The best degree results are coming from mature students who began their degrees with no A levels, a study at Plymouth University has found, writes Aisling Irwin.
The worst results are from male students who began their degrees without A levels between the ages of 18 and 20, the British Psychological Society heard this week.
The findings are some of the first to come from the student data that universities have recently been obliged to return to the Higher Education Statistics Agency.
Most universities have not analysed their own data in depth. But at Plymouth, psychology researchers studied the degree results of 7,000 students who graduated over the past five years.
The researchers said they were surprised to find that the over-25s, who started with access courses, BTecs, Higher National Diplomas or sometimes no qualifications at all, fared better by a quarter of a degree grade, than 18 to 20 or 21 to 25-year-olds.
Their average grade was a 2.1 compared to a 2.2 for the other groups.
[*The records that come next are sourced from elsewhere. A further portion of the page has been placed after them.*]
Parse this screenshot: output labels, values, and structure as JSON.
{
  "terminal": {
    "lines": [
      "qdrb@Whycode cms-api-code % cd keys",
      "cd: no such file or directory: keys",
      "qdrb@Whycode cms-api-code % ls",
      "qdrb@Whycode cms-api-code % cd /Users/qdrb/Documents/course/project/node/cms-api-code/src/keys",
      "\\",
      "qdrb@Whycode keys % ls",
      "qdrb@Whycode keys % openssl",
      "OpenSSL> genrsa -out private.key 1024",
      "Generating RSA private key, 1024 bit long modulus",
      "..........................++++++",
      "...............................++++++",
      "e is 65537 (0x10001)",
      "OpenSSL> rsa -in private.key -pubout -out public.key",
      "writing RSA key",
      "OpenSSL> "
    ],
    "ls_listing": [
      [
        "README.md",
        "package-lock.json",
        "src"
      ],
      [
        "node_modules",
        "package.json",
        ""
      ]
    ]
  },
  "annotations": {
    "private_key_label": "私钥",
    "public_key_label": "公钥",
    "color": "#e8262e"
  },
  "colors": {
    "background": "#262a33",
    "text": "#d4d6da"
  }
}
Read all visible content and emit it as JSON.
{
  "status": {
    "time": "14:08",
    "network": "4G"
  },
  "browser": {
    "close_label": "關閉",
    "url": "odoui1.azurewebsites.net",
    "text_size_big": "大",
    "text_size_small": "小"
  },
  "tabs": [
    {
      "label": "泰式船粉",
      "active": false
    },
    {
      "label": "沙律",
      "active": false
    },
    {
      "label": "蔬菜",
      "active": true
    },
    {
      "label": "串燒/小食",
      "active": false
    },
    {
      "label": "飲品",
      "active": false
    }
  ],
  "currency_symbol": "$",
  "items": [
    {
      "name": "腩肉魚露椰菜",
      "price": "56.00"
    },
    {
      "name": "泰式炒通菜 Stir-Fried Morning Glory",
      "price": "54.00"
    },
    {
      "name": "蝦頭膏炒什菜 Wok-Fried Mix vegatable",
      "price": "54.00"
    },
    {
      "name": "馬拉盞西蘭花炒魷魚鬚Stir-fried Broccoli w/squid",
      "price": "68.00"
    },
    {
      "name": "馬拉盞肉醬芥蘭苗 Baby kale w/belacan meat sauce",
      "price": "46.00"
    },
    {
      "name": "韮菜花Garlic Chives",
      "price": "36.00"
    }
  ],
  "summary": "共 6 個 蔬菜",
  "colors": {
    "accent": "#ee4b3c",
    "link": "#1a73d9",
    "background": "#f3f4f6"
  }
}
While mature students did better if they started without A levels, the other ages did better if they started with A levels.
Sherria Hoskins, PhD student who did the research with Stephen Newstead, professor of psychology, said: "Older students may be coming in with more intrinsic motivation, studying for the enjoyment and trying to understand and not just memorise and regurgitate. The message is that mature students are not lowering the standards and may even be raising them."
The research also found that firsts were equally distributed between the genders. This differs from Oxbridge research showing that firsts are more common among men.
Phil McGeevor, a deputy registrar at South Bank University, who has studied degree results, said that the over-25 group would contain a wide variety of ages and types, including, for example, older women discouraged from higher education when they were younger despite being bright.
The success of the non-A level group was therefore probably "an indicator of something else rather than the qualifications".
Ms Hoskins called for other universities to examine their databases to see how widely the Plymouth results could be extrapolated.